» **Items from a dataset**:
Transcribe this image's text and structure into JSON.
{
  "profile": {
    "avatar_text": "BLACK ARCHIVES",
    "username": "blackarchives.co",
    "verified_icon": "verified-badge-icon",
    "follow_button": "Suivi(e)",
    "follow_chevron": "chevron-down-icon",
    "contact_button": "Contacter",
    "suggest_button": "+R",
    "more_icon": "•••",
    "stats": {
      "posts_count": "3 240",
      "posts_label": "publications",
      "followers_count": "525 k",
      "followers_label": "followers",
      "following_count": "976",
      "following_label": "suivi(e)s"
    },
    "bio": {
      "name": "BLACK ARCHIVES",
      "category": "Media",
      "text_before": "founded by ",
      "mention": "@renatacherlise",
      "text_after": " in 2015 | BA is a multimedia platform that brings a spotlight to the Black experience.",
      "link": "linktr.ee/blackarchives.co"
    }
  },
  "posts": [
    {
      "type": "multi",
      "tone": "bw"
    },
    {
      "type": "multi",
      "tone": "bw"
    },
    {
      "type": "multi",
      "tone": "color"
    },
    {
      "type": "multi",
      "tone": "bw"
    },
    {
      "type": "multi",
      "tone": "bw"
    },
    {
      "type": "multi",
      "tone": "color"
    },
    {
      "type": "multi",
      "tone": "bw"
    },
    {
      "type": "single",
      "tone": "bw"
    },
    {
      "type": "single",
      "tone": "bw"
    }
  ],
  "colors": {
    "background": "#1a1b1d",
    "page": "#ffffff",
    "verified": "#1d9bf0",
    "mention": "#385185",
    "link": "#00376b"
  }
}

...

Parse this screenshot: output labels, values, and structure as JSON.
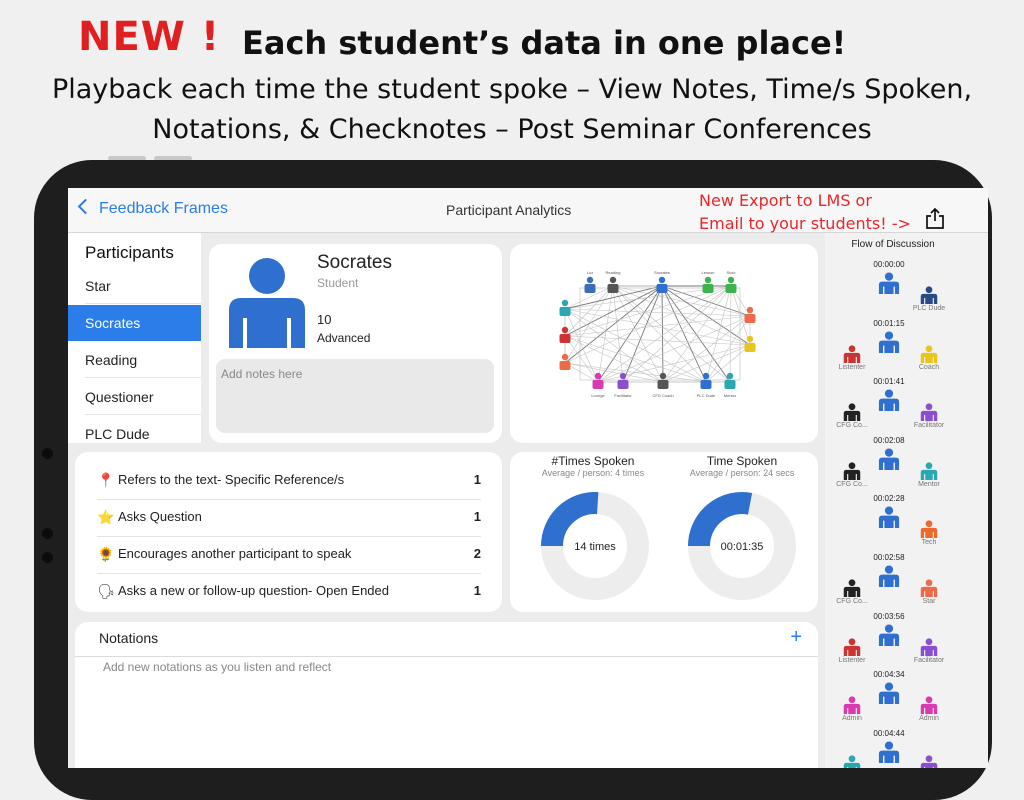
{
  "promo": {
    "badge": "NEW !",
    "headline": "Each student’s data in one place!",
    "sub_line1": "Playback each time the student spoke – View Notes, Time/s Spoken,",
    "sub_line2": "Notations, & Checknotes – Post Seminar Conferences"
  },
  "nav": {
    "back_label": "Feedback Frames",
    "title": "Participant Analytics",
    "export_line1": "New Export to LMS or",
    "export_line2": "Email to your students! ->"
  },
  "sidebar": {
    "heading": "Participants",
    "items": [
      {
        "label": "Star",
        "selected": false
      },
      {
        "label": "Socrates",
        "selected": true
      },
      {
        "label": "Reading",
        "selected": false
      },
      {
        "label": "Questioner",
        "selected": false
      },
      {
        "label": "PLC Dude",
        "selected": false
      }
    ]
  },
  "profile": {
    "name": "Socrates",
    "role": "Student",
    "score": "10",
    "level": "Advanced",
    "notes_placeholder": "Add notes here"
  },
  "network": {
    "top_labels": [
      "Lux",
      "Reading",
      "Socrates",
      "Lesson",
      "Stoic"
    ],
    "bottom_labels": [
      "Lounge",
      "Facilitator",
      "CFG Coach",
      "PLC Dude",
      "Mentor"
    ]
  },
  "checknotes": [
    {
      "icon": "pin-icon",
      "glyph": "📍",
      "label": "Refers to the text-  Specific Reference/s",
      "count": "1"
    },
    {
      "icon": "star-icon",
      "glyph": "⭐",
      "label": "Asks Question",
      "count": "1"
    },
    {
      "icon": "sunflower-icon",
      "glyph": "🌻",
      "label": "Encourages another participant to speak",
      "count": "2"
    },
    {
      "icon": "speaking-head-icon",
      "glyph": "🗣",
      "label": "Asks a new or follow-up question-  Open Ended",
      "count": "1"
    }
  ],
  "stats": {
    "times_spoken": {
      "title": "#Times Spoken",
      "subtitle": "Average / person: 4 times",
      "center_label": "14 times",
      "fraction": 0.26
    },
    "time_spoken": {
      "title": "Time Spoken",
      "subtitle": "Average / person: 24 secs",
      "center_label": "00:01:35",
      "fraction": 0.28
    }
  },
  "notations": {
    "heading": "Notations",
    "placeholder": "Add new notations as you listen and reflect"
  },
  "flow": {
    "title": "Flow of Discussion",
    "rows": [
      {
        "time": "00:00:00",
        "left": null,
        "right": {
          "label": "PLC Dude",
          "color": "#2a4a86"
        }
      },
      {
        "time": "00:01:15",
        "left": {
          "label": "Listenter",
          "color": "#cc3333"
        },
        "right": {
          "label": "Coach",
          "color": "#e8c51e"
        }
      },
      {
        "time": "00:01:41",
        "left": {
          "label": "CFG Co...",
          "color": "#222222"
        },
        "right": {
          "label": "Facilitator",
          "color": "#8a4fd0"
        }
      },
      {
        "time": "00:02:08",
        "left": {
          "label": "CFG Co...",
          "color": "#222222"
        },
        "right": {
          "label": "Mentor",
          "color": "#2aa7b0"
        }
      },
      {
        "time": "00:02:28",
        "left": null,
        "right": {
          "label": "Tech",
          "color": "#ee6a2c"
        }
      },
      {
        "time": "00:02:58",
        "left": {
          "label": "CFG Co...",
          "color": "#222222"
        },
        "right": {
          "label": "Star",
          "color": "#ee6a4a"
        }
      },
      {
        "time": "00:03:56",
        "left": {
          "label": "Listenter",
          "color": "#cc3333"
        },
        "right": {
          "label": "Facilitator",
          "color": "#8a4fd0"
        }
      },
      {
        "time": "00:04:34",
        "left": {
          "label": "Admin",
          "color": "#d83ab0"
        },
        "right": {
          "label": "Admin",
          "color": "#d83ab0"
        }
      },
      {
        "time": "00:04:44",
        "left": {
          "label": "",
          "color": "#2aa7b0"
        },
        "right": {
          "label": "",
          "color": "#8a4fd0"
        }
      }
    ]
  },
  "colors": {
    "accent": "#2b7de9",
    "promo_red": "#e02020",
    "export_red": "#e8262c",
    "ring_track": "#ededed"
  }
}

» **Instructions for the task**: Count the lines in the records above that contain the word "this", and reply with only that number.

» **Worked solution**: 2